### What is needed
Each entry must be restated word for word.

*** Opening Information provided ***

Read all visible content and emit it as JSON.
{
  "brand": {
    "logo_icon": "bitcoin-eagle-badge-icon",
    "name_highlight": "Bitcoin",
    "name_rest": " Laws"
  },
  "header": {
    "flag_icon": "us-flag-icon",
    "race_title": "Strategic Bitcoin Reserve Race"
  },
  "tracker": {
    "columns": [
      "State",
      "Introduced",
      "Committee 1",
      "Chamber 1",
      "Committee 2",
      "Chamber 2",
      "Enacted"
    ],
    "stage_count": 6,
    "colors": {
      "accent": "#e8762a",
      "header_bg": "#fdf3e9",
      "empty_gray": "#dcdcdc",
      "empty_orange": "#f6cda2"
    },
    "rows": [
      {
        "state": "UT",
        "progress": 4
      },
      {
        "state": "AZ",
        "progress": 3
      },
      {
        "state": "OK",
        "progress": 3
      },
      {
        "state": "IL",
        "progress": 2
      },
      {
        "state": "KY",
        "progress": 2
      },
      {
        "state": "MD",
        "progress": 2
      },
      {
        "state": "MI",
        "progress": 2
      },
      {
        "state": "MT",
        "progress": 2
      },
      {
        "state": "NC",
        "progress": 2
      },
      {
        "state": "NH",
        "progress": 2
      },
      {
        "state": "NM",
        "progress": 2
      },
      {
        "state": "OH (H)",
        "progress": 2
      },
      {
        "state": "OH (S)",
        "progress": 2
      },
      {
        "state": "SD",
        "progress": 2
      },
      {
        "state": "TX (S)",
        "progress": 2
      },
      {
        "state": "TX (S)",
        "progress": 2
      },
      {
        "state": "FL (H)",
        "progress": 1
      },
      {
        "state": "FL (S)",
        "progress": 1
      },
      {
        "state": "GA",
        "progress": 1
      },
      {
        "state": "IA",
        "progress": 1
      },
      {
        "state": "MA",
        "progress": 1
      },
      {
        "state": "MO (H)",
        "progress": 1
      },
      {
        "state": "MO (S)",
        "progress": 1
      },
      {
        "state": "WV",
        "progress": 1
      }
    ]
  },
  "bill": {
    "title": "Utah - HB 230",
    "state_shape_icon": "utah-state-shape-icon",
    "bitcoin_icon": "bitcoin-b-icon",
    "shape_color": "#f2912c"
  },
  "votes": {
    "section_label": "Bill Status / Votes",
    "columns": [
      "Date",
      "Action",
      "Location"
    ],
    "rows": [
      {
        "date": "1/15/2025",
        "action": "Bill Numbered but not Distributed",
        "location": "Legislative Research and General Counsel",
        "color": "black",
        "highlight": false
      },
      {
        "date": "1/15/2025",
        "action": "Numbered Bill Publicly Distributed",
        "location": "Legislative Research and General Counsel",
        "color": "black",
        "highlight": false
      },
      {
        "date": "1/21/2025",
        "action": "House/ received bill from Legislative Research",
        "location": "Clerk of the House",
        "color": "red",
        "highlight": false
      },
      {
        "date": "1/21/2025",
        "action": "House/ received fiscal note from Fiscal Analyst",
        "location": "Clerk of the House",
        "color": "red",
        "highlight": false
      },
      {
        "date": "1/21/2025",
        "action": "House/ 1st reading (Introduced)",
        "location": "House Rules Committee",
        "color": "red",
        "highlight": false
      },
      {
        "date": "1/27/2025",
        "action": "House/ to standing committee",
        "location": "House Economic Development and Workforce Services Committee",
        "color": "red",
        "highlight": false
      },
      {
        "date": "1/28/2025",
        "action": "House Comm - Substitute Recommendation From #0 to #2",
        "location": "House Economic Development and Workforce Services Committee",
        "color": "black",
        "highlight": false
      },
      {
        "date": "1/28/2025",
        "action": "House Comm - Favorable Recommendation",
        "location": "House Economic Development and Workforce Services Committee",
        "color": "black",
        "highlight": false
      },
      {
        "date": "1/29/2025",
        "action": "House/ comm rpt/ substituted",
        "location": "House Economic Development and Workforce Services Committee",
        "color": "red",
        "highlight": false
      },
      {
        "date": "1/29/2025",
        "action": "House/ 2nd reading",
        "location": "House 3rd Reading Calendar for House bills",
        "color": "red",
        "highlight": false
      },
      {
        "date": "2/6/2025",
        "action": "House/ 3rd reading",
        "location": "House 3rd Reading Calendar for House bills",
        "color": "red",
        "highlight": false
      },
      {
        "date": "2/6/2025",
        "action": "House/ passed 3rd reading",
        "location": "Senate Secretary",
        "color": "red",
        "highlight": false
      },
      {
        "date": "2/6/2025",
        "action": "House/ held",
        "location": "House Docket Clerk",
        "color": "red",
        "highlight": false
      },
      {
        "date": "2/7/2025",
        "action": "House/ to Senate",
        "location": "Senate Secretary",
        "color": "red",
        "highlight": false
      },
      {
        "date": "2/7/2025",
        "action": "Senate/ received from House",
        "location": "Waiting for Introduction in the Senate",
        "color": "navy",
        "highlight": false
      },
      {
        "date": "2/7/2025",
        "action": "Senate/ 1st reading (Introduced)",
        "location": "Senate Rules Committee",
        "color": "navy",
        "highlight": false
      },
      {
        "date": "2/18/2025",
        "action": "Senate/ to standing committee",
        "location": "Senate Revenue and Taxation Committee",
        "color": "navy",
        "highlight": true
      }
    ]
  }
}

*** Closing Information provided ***

### Written reply
Read all visible content and emit it as JSON.
{
  "brand": {
    "logo_icon": "bitcoin-eagle-badge-icon",
    "name_highlight": "Bitcoin",
    "name_rest": " Laws"
  },
  "header": {
    "flag_icon": "us-flag-icon",
    "race_title": "Strategic Bitcoin Reserve Race"
  },
  "tracker": {
    "columns": [
      "State",
      "Introduced",
      "Committee 1",
      "Chamber 1",
      "Committee 2",
      "Chamber 2",
      "Enacted"
    ],
    "stage_count": 6,
    "colors": {
      "accent": "#e8762a",
      "header_bg": "#fdf3e9",
      "empty_gray": "#dcdcdc",
      "empty_orange": "#f6cda2"
    },
    "rows": [
      {
        "state": "UT",
        "progress": 4
      },
      {
        "state": "AZ",
        "progress": 3
      },
      {
        "state": "OK",
        "progress": 3
      },
      {
        "state": "IL",
        "progress": 2
      },
      {
        "state": "KY",
        "progress": 2
      },
      {
        "state": "MD",
        "progress": 2
      },
      {
        "state": "MI",
        "progress": 2
      },
      {
        "state": "MT",
        "progress": 2
      },
      {
        "state": "NC",
        "progress": 2
      },
      {
        "state": "NH",
        "progress": 2
      },
      {
        "state": "NM",
        "progress": 2
      },
      {
        "state": "OH (H)",
        "progress": 2
      },
      {
        "state": "OH (S)",
        "progress": 2
      },
      {
        "state": "SD",
        "progress": 2
      },
      {
        "state": "TX (S)",
        "progress": 2
      },
      {
        "state": "TX (S)",
        "progress": 2
      },
      {
        "state": "FL (H)",
        "progress": 1
      },
      {
        "state": "FL (S)",
        "progress": 1
      },
      {
        "state": "GA",
        "progress": 1
      },
      {
        "state": "IA",
        "progress": 1
      },
      {
        "state": "MA",
        "progress": 1
      },
      {
        "state": "MO (H)",
        "progress": 1
      },
      {
        "state": "MO (S)",
        "progress": 1
      },
      {
        "state": "WV",
        "progress": 1
      }
    ]
  },
  "bill": {
    "title": "Utah - HB 230",
    "state_shape_icon": "utah-state-shape-icon",
    "bitcoin_icon": "bitcoin-b-icon",
    "shape_color": "#f2912c"
  },
  "votes": {
    "section_label": "Bill Status / Votes",
    "columns": [
      "Date",
      "Action",
      "Location"
    ],
    "rows": [
      {
        "date": "1/15/2025",
        "action": "Bill Numbered but not Distributed",
        "location": "Legislative Research and General Counsel",
        "color": "black",
        "highlight": false
      },
      {
        "date": "1/15/2025",
        "action": "Numbered Bill Publicly Distributed",
        "location": "Legislative Research and General Counsel",
        "color": "black",
        "highlight": false
      },
      {
        "date": "1/21/2025",
        "action": "House/ received bill from Legislative Research",
        "location": "Clerk of the House",
        "color": "red",
        "highlight": false
      },
      {
        "date": "1/21/2025",
        "action": "House/ received fiscal note from Fiscal Analyst",
        "location": "Clerk of the House",
        "color": "red",
        "highlight": false
      },
      {
        "date": "1/21/2025",
        "action": "House/ 1st reading (Introduced)",
        "location": "House Rules Committee",
        "color": "red",
        "highlight": false
      },
      {
        "date": "1/27/2025",
        "action": "House/ to standing committee",
        "location": "House Economic Development and Workforce Services Committee",
        "color": "red",
        "highlight": false
      },
      {
        "date": "1/28/2025",
        "action": "House Comm - Substitute Recommendation From #0 to #2",
        "location": "House Economic Development and Workforce Services Committee",
        "color": "black",
        "highlight": false
      },
      {
        "date": "1/28/2025",
        "action": "House Comm - Favorable Recommendation",
        "location": "House Economic Development and Workforce Services Committee",
        "color": "black",
        "highlight": false
      },
      {
        "date": "1/29/2025",
        "action": "House/ comm rpt/ substituted",
        "location": "House Economic Development and Workforce Services Committee",
        "color": "red",
        "highlight": false
      },
      {
        "date": "1/29/2025",
        "action": "House/ 2nd reading",
        "location": "House 3rd Reading Calendar for House bills",
        "color": "red",
        "highlight": false
      },
      {
        "date": "2/6/2025",
        "action": "House/ 3rd reading",
        "location": "House 3rd Reading Calendar for House bills",
        "color": "red",
        "highlight": false
      },
      {
        "date": "2/6/2025",
        "action": "House/ passed 3rd reading",
        "location": "Senate Secretary",
        "color": "red",
        "highlight": false
      },
      {
        "date": "2/6/2025",
        "action": "House/ held",
        "location": "House Docket Clerk",
        "color": "red",
        "highlight": false
      },
      {
        "date": "2/7/2025",
        "action": "House/ to Senate",
        "location": "Senate Secretary",
        "color": "red",
        "highlight": false
      },
      {
        "date": "2/7/2025",
        "action": "Senate/ received from House",
        "location": "Waiting for Introduction in the Senate",
        "color": "navy",
        "highlight": false
      },
      {
        "date": "2/7/2025",
        "action": "Senate/ 1st reading (Introduced)",
        "location": "Senate Rules Committee",
        "color": "navy",
        "highlight": false
      },
      {
        "date": "2/18/2025",
        "action": "Senate/ to standing committee",
        "location": "Senate Revenue and Taxation Committee",
        "color": "navy",
        "highlight": true
      }
    ]
  }
}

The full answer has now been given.